Saint Holiday said...

Jenna!
That so-called poet couldn't possibly be me. I was never that handsome and manly, and I was certainly never that young. You have me mixed up with a real man, like George Clooney or Brad Pitt or that Tom guy you were writing about last week. The picture of Mandy cracks me up. Those were the days for sure. I have repressed them so deep in my psyche, they seem like a movie of someone else's life. Another world; another dimension in the space-time continuum. I don't know what to do with those chapters. You sure were a beautiful young woman. And look at Lori; she's still just as peppy & positive. I love you. Find a picture of the real me.

Love,
Palarkey

Lori said...

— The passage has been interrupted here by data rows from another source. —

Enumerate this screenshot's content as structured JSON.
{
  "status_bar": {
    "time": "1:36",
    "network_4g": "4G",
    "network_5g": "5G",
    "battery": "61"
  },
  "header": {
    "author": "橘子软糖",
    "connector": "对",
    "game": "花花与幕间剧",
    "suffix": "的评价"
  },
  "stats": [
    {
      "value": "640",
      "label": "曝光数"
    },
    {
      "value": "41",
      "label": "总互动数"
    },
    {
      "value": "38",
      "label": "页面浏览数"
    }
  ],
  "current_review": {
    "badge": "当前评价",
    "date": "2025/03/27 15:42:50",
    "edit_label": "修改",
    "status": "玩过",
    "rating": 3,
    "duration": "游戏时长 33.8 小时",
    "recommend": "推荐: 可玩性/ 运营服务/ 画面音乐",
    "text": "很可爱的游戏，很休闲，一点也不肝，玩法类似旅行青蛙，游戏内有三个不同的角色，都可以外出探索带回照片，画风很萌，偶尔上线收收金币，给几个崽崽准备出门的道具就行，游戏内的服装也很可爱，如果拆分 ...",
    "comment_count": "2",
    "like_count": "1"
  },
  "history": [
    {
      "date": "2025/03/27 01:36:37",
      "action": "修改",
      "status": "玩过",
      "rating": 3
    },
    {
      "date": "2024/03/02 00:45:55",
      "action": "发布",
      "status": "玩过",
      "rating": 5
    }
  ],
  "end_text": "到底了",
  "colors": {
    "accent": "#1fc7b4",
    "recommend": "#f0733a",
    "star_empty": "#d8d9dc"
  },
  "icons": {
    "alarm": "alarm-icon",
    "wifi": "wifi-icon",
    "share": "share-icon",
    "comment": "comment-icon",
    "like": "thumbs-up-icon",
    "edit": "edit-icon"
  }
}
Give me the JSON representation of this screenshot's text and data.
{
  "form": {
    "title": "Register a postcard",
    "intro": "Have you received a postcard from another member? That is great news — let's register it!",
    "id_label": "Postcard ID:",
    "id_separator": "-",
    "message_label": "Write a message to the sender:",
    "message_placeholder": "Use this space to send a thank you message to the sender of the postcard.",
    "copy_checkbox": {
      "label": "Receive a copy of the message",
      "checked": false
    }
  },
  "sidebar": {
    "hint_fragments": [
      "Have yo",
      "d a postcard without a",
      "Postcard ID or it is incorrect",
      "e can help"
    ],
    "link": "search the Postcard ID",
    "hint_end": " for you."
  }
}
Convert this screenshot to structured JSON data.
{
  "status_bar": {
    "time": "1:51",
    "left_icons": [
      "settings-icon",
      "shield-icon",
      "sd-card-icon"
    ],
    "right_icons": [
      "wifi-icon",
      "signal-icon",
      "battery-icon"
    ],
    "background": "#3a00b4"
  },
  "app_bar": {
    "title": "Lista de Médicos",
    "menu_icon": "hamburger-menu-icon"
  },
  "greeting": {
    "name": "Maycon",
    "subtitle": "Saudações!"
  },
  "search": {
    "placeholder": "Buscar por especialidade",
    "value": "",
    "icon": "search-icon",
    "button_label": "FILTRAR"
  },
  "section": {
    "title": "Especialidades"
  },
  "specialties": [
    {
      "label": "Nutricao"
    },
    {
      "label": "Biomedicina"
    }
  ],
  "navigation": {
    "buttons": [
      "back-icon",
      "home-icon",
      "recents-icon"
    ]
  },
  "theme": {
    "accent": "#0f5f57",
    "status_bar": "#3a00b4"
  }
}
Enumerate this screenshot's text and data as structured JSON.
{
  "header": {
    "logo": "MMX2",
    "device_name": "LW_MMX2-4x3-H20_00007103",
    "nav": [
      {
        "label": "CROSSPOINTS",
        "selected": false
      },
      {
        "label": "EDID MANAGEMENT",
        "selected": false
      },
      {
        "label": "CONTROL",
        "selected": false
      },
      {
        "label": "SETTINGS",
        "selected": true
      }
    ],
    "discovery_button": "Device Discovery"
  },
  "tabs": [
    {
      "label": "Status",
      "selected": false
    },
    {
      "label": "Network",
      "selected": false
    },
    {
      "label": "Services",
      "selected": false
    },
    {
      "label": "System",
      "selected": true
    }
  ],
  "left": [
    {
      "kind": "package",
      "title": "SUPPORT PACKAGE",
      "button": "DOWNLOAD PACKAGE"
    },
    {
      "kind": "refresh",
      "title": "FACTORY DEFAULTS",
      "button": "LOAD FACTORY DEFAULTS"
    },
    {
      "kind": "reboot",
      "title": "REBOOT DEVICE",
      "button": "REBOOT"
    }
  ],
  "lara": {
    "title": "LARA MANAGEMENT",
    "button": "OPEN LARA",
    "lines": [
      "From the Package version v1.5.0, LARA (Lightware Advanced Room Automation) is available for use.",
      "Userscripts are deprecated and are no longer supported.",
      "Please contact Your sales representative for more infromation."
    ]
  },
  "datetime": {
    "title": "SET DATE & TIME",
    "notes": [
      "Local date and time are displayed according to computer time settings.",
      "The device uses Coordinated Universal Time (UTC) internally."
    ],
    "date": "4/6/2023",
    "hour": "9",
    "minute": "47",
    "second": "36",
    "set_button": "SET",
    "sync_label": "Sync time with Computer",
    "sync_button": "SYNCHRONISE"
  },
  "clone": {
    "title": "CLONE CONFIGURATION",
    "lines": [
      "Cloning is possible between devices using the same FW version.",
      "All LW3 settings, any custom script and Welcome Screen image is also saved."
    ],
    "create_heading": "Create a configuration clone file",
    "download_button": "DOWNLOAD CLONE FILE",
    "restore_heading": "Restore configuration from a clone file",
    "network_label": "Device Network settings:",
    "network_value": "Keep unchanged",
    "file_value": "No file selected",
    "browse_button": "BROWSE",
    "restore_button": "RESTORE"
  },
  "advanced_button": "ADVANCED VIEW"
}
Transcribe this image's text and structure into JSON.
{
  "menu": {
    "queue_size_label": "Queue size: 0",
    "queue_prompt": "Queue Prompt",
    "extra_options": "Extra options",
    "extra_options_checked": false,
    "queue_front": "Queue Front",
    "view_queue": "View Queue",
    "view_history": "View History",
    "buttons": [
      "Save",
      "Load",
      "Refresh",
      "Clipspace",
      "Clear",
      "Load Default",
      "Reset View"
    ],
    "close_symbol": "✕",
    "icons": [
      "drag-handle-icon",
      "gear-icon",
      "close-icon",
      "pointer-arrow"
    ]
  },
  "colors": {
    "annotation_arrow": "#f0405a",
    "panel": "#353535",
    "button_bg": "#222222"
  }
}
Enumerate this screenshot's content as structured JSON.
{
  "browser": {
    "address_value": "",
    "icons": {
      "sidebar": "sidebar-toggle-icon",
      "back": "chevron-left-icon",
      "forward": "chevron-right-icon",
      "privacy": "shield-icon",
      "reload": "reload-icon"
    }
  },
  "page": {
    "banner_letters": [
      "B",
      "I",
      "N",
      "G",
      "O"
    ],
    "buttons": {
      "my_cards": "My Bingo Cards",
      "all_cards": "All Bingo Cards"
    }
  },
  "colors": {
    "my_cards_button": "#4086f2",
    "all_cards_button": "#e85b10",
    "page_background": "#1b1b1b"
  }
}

Hey Jenna! Thanks for the kind words. I'm actually packing to leave for camp next week and I'm so psyched! I'm the level 4 leader this year (first time) and I've planned a really cool overnight backpacking trip. Cute little gifts with inspirational thoughts and poems to go with, etc. You know the drill. I also got each of my girls a matching bandana (tye dye with smiley faces) and a camp journal. (so they can write down their memories of camp) I hope I can help them enjoy camp like you did and I hope to help them build many happy memories. I wish you were here. Aunt Lori

Don said...

Two more years until we get to do the girl's camp thing at our house.

As we will be sending a "very dramatic teen" who makes BFFs in ten minutes, it's good to be forewarned about the crying afterwards.

Although, I imagine she'll just come home with a list of email addresses.

rjlight said...

Fun looking at all your pictures! I don't have as many great memories at camps. Oh,a few I guess.

Chiapelli Family said...

I had no idea you posted this! You are sooo cute for posting about girls camp! ALL my favorite memories of the M-Town ward revolve around camp, you and Lori... at basketball, camp, mutual etc. Boy did we have fun back then! Thanks for that walk down memory lane - thanks for being an avid journal keeper and having those amazing pics! I love this blog thing!